The citizens of Rainbow have a good life. Perhaps even better than before. All power comes from electricity rather than gasoline, so the skies are unpolluted. Blue, blue, blue. Because all the inhabitants have gone through such a horrible fire to arrive here, they are kinder, more courteous, towards each other. Social interaction has such an effect on each of us, and here we have a land where everyone has suffered so much, and lost so much, to get here, we are truly brothers and sisters. Part of the mandate of Rainbow is to teach the survivors how to do as much as possible, to preserve and pass on specialist skills, so you have a lot of people training to be dentists and also electricians, bakers and also code technicians, but at the same time, there are some skills and resources that have been lost, probably forever. Someone can fill a cavity in your tooth, but none of the survivors have the knowledge or skill to perform a colonoscopy. If you get cancer, you might have survived it in the much wider world pre-apocalypse, but in this green world, chances are you will die. The citizens eat the freshest fish, in cafeterias set up to feed a large populace, music playing from speakers above their heads, but blueberries do not exist, because blueberry plants are too far away, across the dangerous United States, to be brought back and developed. Future generations will recognize the word blueberry, like they recognize the word unicorn, but they will never, ever see, smell, taste one. That's just the way it is. Something as simple and small and round as a blueberry has fallen away from our fingers, forever. But that's what happens when the world almost ends, the buildings collapse, and our avenues whiten under billows of dust.

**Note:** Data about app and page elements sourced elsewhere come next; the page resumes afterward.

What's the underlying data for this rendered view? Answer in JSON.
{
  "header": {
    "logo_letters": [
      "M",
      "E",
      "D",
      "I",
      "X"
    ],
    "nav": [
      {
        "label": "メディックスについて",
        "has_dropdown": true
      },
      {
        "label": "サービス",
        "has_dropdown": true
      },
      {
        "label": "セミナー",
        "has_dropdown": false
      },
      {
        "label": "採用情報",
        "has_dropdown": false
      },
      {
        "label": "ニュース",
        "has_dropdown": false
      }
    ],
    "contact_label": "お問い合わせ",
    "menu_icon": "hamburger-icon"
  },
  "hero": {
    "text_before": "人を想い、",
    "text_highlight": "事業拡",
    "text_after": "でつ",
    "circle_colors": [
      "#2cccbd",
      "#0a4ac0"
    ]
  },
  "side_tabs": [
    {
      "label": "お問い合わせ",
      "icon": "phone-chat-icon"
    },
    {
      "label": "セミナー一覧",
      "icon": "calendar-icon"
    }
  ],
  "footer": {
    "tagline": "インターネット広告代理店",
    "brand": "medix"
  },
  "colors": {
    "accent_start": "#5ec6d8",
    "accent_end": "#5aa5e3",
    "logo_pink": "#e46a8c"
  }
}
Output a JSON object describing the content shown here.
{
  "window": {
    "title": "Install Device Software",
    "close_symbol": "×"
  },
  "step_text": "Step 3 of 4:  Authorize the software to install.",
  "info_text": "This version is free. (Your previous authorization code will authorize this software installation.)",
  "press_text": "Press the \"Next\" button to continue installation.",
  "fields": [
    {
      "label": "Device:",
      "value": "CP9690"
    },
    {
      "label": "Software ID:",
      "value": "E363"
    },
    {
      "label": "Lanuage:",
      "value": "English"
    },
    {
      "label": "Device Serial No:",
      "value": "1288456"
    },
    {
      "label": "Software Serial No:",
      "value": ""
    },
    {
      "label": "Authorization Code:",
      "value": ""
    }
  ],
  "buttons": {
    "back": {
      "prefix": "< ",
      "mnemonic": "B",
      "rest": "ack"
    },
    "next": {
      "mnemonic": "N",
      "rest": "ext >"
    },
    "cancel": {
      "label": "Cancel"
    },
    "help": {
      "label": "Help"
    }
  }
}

As I try to fall asleep, not too hard when Mary and I first turn off the lights, big TV shrinking to a small white dot, or as I try to fall back asleep after waking in the middle of the night, past midnight, much harder then to sink back into blackness and colorful, confusing dreams, I try to relax myself by thinking of Rainbow as a perfect land, sort of, but certainly better than what we have now, a modest land of small social and municipal improvements over the decades; a land where there are browned briskets smoking in the green park alongside the blue and sandy shoreline, survivors lined up for their barbeque sandwich, deferring to each other, laughing with each other; a land where we are perhaps a bit more tolerant towards others, and also towards ourselves; a safe and hopeful land, a consolation, that can never be taken away from me, as I finally slip under, because it never existed.